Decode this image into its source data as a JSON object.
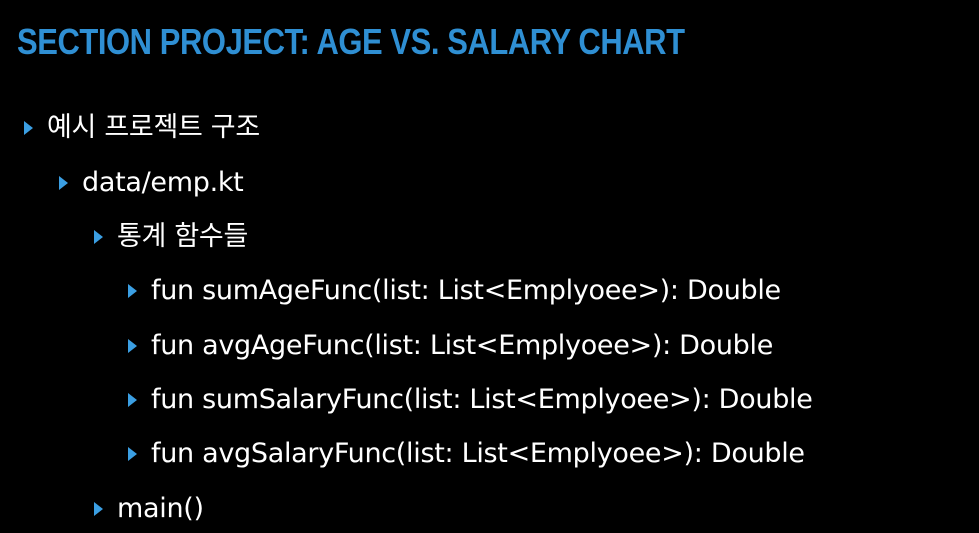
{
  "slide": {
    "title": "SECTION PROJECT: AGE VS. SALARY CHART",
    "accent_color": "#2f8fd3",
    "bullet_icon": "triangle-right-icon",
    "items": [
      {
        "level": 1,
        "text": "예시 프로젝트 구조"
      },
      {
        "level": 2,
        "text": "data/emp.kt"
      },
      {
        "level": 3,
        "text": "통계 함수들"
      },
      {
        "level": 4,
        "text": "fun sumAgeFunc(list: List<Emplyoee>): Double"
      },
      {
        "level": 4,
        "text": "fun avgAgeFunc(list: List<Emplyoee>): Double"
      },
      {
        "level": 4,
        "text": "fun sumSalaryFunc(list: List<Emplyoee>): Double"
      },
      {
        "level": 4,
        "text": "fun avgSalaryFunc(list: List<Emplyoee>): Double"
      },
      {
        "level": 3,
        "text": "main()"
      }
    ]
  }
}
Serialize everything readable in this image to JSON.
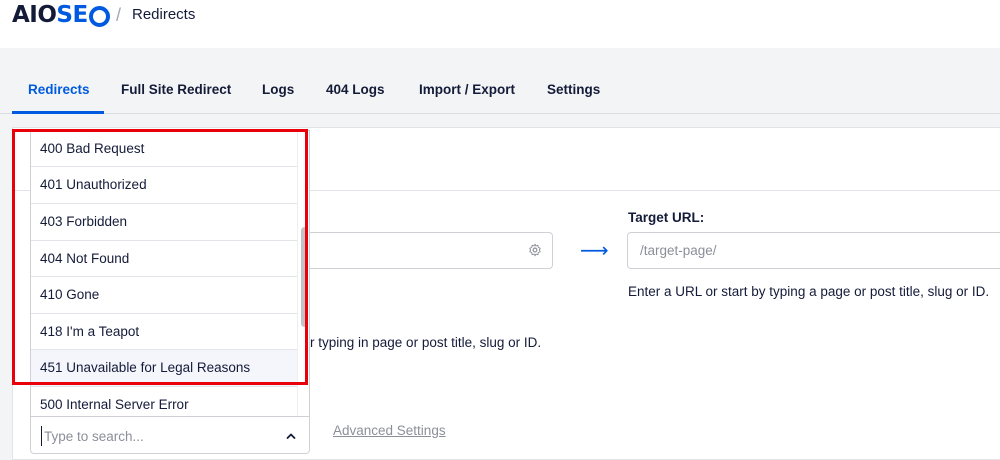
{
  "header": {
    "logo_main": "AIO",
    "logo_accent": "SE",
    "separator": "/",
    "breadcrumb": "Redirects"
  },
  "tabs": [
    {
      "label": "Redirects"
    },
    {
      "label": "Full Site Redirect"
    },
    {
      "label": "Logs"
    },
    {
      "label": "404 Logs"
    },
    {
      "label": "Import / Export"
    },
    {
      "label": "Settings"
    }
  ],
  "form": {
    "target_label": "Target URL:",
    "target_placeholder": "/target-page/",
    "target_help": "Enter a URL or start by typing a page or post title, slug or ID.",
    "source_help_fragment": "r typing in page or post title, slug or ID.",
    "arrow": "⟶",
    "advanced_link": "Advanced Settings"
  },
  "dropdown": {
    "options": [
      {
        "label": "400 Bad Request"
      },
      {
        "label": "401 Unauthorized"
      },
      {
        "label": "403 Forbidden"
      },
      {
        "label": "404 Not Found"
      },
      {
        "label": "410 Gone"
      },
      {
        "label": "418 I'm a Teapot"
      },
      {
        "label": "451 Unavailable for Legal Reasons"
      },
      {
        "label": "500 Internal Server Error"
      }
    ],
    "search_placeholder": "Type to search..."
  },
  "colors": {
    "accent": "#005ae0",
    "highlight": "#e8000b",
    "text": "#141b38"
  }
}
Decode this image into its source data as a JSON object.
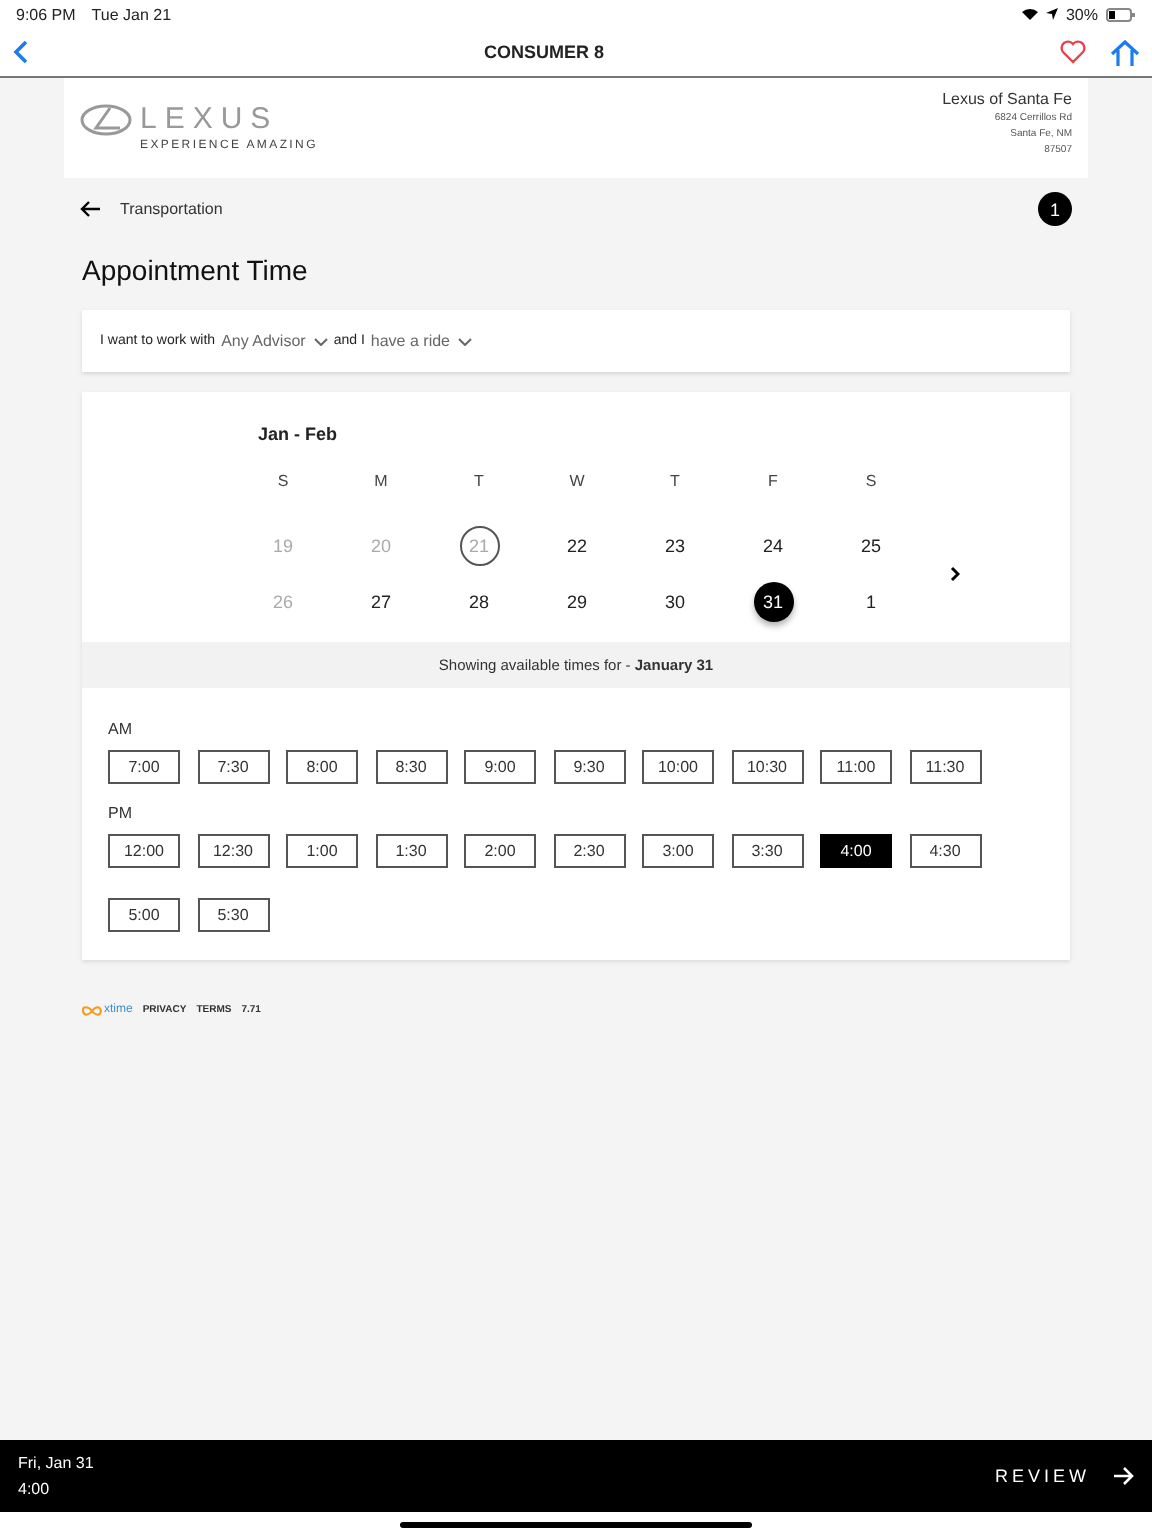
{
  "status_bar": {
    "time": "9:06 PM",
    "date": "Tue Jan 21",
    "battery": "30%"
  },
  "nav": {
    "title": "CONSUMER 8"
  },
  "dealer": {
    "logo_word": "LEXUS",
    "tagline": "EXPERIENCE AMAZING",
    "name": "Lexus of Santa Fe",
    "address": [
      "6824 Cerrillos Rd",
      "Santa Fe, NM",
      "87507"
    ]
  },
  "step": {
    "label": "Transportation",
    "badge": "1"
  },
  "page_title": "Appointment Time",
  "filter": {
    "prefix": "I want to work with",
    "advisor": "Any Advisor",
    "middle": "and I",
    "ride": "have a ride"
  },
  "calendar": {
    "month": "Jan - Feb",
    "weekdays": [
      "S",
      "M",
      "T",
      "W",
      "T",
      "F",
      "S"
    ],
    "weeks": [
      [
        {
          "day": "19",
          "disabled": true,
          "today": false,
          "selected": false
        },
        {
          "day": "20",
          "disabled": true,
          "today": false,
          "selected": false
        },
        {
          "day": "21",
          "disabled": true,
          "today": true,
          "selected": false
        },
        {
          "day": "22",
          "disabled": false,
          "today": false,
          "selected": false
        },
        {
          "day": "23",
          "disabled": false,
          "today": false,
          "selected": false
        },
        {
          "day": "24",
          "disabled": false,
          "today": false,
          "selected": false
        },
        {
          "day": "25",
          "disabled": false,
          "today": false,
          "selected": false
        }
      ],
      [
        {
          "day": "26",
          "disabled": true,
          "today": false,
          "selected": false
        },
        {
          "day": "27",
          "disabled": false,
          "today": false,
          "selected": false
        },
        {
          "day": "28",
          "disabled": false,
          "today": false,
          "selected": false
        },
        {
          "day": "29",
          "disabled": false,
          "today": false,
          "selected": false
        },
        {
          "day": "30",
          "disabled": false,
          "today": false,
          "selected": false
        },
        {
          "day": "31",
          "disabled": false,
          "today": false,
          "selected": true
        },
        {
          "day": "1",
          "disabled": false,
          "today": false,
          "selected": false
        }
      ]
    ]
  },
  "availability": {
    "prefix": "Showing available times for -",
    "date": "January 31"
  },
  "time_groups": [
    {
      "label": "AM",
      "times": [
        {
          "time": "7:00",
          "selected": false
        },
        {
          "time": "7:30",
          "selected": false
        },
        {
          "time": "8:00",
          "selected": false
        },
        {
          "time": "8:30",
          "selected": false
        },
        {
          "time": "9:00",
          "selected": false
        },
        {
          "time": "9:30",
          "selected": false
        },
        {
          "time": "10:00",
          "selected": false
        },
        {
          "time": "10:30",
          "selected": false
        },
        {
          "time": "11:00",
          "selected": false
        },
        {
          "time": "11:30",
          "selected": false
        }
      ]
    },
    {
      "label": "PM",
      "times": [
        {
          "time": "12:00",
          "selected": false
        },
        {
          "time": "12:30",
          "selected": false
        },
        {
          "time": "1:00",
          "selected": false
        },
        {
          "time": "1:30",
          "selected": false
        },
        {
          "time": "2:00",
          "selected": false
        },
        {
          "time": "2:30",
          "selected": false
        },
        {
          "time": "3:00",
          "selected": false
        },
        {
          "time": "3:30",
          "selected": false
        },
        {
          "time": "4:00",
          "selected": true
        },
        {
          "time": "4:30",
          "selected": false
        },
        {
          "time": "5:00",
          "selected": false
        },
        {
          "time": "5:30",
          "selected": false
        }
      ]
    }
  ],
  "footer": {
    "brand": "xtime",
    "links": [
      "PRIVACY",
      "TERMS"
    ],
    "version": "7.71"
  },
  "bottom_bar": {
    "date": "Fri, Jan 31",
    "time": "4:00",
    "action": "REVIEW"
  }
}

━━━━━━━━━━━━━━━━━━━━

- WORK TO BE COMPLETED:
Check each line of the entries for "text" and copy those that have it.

- RESULT OF THE TASK:
        "text": "예시 프로젝트 구조"
        "text": "data/emp.kt"
        "text": "통계 함수들"
        "text": "fun sumAgeFunc(list: List<Emplyoee>): Double"
        "text": "fun avgAgeFunc(list: List<Emplyoee>): Double"
        "text": "fun sumSalaryFunc(list: List<Emplyoee>): Double"
        "text": "fun avgSalaryFunc(list: List<Emplyoee>): Double"
        "text": "main()"
    "text": "#141b38"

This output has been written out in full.